In this Build Week activity, we dug into the math behind the art of M. C. Escher.
M. C. Escher’s images of impossible staircases, distorted reflections, and parallelograms metamorphosing into birds and fishes are well-known. Though Escher claimed not to be a mathematician, he kept his eyes open to sources of mathematical inspiration, from the exquisite symmetries of Islamic tilework and carvings in the Alhambra to a diagram of the Poincaré hyperbolic disc model in a contemporary geometry textbook. For one afternoon this past Build Week, we dug into the math behind Escher’s works and created some “Escherian” drawings of our own.
We began by trying to identify all the polyhedra in Escher’s “Stars”. The Platonic solids, familiar to middle schoolers from Maker Studio, are all there, which led to an impromptu lesson on how to draw a good-looking icosahedron step by step. Harder to spot—and to draw—are various truncated, stellated, and intersecting pairs of polyhedra; we had a debate about whether the cuboctahedron is a cube with the corners shaved off, or an octahedron subjected to the same treatment. (It’s both.)

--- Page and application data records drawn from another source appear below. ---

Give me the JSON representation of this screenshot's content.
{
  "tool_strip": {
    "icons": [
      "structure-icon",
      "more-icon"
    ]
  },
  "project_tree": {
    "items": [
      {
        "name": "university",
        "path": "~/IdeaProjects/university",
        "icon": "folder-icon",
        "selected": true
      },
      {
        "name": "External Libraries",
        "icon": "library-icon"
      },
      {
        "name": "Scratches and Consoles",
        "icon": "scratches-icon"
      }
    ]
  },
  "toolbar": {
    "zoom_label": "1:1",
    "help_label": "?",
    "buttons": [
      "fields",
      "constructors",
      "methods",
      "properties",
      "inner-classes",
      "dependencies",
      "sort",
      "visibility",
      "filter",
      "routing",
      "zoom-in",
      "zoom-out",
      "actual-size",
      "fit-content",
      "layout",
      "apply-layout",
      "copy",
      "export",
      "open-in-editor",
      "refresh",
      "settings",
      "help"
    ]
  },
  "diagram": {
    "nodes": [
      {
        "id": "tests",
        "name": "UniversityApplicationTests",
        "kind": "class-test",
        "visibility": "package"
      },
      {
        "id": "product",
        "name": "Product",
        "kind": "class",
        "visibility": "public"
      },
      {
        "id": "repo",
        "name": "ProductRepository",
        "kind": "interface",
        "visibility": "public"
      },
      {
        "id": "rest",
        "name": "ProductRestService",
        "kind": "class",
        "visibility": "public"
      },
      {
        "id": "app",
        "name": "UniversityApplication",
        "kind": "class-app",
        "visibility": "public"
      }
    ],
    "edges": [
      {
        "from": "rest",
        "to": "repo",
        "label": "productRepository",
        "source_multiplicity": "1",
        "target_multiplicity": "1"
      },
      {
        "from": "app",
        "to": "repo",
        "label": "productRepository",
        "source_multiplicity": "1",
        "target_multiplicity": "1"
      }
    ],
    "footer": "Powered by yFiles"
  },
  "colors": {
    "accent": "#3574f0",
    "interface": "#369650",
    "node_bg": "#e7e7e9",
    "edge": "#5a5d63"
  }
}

Next, we examined “Sphere Spirals,” which gives a surprising answer to this question: If you set a course at a constant compass bearing, say 30° north of east, what path would you trace out around the globe? A due north course will take you straight to the North Pole along a meridian; a due east course will follow a parallel of latitude; but try any noncardinal direction, and you’ll spiral in ever-tightening coils as you approach the Pole. We considered questions such as: Will you circle the Pole finitely or infinitely many times? How far will you have traveled when you get there? To show this spiral path as a straight line, what kind of distortion must a world map engage in? What’s the shortest path between two points on a spherical Earth?
Many of Escher’s drawings are based on what he called “regular divisions of the plane”—a.k.a. tessellations. These begin with simple tilings, usually triangle- or parallelogram-based, which are then modified to become sheets of interlocking crabs or seahorses or lizards. We looked at “Regular Division of the Plane I,” which demystifies the process by showing it in 12 steps: beginning with a featureless fog in the first panel, Escher shows how to carve the grid, detach small indents and reattach them elsewhere, and finally transform the tiles into creatures. By viewing many of Escher’s tessellations, we observed that the underlying grid doesn’t fully determine the pattern; there are many possible systems of symmetries, known as the 17 wallpaper groups. Using a schematic chart, students identified which group was represented by each of Escher’s symmetry drawings. Along the way, many of us recognized a type of symmetry we’d never had a name for—glide reflection.
To create the illusion of infinity in a bounded space, Escher based some of his tessellations on hyperbolic geometry. Members of our group who took Sachi’s Aspects of Geometry course in Block 3 were able to explain to us how this works!
Finally, we explored the distortions Escher used in works such as “Balcony,” “Hand with Reflecting Sphere,” and “Print Gallery.” The last of these, depicting a museum with a framed hanging of a city that bursts through its frame to encompass the museum itself, is so deviously complex that Escher was forced to leave a blank spot at its center; it would be almost 50 years before a group of mathematicians would analyze Escher’s technique and figure out what belongs in that space.
A common technique for copying a drawing is to superimpose a grid on the original, then copy it out square by square onto a target grid. In a twist, I gave students grids with various distortions applied to them: one- and two-point perspective, a “peephole” bulge, spherical reflection, and so on. The students then chose their own drawings to copy to Escherian effect. Although we ran short of time in the end, the few finished sketches (including two Sigma Cats) were successful beyond my expectations, and I regret that I didn’t get to see the final result of one student’s attempt to scrutinize a certain presidential candidate in a fish-eye lens.